Notably, HMNY has yet to mention the investigation on its website despite the fact it is seeking shareholder support for another reverse stock split, this one combining 500 shares into one.
A stock split is typically used by publicly traded companies seeking to lure investors (by reducing the cost of shares) or artificially buttressing a stock’s valuation – the latter employed by HMNY to push shares above Nasdaq’s minimum $1 valuation and avoid being delisted.
HMNY’s fiscal woes have been driven by MoviePass offering subscribers daily access to a theatrical screening for $9.95 monthly fee – a disrupting business model that is financially unsustainable. MoviePass now limits subscribers to three screenings monthly.
Regardless, HMNY has continually told investors its finances are sound and that steps have been taken to reduce costs. The company’s most-recent regulatory filing tells a different story.
HMNY reported a $109 million net loss in the fiscal period ended June 30, with just $15 million in cash available.
Fiscally challenged theatrical ticket subscription service MoviePass needs a new message and corporate owner Helios and Matheson Analytics needs a financial miracle.

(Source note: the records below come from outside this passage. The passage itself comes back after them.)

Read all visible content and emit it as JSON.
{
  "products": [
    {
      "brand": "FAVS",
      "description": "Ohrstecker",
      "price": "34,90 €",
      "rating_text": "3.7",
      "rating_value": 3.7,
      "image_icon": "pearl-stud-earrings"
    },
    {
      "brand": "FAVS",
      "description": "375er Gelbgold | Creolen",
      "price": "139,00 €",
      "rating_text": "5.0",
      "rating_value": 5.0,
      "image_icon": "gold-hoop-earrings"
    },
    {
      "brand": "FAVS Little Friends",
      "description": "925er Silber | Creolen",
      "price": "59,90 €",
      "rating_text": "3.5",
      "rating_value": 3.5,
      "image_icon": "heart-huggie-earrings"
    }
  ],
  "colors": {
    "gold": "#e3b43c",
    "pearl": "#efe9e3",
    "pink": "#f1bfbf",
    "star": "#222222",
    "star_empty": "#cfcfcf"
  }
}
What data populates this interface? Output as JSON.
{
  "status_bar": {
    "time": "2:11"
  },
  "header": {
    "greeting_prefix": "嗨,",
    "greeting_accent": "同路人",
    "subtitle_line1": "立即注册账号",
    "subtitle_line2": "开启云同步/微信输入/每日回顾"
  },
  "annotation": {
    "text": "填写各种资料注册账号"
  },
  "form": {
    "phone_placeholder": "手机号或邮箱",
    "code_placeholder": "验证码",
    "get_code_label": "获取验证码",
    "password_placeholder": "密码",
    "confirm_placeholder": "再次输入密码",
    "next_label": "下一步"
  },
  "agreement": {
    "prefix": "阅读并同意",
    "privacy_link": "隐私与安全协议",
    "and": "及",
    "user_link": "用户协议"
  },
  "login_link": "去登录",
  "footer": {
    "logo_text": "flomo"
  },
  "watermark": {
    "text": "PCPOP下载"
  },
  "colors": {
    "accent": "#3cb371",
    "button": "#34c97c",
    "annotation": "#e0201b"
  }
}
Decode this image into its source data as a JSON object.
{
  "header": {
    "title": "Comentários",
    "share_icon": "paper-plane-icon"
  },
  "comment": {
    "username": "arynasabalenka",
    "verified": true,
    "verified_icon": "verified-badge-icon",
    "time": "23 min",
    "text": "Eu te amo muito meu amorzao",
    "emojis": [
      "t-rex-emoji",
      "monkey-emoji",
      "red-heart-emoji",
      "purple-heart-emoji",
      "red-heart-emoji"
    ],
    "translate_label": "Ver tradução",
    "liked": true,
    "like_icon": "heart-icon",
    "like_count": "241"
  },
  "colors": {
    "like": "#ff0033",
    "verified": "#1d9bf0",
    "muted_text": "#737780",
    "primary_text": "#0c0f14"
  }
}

The two entities Oct. 17 announced the appointment of Maayan Nave as executive director and president of global communications. Nave will lead all marketing, strategic communications and public relations initiatives for HMNY, MoviePass, MoviePass Films and MoviePass Ventures with existing communications teams in New York and California.
Nave, owner of a marketing communications agency operating in Tel-Aviv and New York, previously spearheaded all global communications for the sparkling water brand SodaStream, where he reportedly oversaw more than 60 PR, social media and guerilla marketing agencies in 45 markets around the globe.
Nave’s marketing activities have been recognized by some of the world’s top marketing competitions awarding SodaStream with the Euro Effie 2017, Golden Drum 2016, Sabre Award 2017, PR Daily’s Campaign of the Year and others.
“Maayan is an inspirational strategic leader, his global experience and proven success are a major asset to HMNY’s and MoviePass’ disrupting mission,” Ted Farnsworth, CEO of HMNY, said in a statement.
“Maayan is an epic disrupter with vast experience in both financial and consumer worlds and the right person to lead our marketing and communications efforts,” added Mitch Lowe, CEO of MoviePass.
All skills will be required as MoviePass attempts to resurrect a $9.95 monthly subscription service that has downsized from one-movie-per-day access to three titles monthly. In the process, HMNY has seen its stock freefall to less than a handful of pennies per share – despite a reverse stock split. A second reverse stock split is now planned.